AW: “I think the first-timers are probably a little nervous, very exited, but a little unsure about how things will go and how things will feel. A World Cup environment is very different from friendly matches. It’s do or die, even in the first round. You have to get points to move on, or the previous two years of training will be a failure. We need to pump the confidence of the new players and get them ready, which I think they are, then we’ll kick off the first match of the tournament and see where we are. You can’t give anyone experience, you just have to go out and get it.” You went to Rwanda and Uganda in 2005 on behalf of the humanitarian organization “Right to Play.” Do you have any idea when you might go back to Africa again?
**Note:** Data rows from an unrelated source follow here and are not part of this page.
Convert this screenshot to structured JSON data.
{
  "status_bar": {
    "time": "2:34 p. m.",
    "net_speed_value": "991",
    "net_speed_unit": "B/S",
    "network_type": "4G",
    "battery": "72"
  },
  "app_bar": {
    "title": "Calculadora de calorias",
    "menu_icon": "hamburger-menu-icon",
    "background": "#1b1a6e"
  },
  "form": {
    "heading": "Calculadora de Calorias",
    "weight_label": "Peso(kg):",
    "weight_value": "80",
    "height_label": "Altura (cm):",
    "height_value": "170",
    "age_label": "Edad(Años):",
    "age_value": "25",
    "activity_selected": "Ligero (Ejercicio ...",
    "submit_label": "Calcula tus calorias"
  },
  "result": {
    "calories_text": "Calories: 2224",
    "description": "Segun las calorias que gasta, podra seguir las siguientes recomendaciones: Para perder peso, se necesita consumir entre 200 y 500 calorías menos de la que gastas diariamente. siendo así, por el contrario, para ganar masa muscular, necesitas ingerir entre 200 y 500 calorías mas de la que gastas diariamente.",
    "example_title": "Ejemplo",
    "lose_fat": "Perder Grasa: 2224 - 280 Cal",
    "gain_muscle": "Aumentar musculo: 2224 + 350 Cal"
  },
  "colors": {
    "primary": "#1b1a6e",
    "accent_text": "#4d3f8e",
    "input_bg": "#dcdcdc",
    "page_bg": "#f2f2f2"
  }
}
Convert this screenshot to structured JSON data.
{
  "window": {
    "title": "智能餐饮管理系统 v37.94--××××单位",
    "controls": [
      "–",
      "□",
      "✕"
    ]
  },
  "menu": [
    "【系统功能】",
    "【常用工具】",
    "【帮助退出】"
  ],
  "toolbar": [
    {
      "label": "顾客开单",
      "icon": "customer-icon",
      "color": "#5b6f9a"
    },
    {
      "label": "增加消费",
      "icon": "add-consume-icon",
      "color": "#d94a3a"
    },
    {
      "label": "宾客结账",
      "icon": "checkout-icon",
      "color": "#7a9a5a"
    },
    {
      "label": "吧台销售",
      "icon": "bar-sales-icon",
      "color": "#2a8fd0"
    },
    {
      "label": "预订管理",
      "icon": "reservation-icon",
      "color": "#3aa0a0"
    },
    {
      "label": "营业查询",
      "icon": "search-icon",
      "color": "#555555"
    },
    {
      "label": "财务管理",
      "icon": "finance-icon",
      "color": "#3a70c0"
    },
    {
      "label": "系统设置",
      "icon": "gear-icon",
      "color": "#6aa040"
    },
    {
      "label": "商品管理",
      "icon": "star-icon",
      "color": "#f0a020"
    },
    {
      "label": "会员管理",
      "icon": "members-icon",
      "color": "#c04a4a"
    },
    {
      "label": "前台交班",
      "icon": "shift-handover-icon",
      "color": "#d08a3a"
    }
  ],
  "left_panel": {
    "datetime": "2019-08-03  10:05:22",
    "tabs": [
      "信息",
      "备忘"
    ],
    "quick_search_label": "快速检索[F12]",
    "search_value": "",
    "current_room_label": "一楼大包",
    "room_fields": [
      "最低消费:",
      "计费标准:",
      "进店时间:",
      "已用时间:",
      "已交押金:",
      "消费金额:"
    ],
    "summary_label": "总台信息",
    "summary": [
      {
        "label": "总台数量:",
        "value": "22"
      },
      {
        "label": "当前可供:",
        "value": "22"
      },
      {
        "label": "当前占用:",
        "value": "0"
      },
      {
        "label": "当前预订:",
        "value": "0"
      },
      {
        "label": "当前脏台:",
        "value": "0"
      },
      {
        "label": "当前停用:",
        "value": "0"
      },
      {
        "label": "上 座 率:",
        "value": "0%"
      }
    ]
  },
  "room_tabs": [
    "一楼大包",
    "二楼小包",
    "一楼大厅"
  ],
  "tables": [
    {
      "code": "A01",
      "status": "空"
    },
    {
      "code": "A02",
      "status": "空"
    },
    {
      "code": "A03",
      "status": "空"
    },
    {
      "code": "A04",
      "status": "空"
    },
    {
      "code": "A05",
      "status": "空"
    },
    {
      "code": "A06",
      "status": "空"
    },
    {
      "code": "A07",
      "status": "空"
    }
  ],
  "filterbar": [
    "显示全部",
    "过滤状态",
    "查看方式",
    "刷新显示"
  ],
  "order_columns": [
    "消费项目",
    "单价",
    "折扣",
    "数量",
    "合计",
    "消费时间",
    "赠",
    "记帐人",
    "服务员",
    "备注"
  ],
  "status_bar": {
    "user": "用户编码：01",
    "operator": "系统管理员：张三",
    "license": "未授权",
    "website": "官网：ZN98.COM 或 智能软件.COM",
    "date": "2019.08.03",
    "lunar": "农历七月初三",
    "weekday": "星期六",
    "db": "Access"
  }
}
AW: “Ironically, (teammate) Heather O’Reilly just asked me a week ago if we get some time post-World Cup, if things go well, if I’d like to go back and continue to share our experiences and our soccer in Africa. It would be great to get back there because I’ve wanted to go back ever since I left.” There could be as many as five starters on the field for the USA in the first match against North Korea who have never played in a Women’s World Cup. What would be your advice to them at the opening whistle?

AW: “To think about the past few years and use that as experience that you will need to take you into these first few moments that will be nerve-wracking and adrenaline will be pumping. Every person on the field or the bench will be behind them and we will make it through and figure it out together. I’m tall. They can lean on me.” You have ramped up your goal celebrations of late. Has it been a concerted effort or just the confluence of circumstances around the goals recently?

AW: “Honestly, it has been an effort, but sometimes it’s more of relief in the way it feels after the ball goes in the net. My best friend, Ari, told me that my celebrations are worthless. He said that I shouldn’t be as good as I am, or score as many goals as I do because I don’t celebrate them properly. So I am trying to celebrate more to show him that my celebrations are worthy of the goals and that no matter what type of celebration, good and bad, they still count the same. Of course, it’s always fun to celebrate.”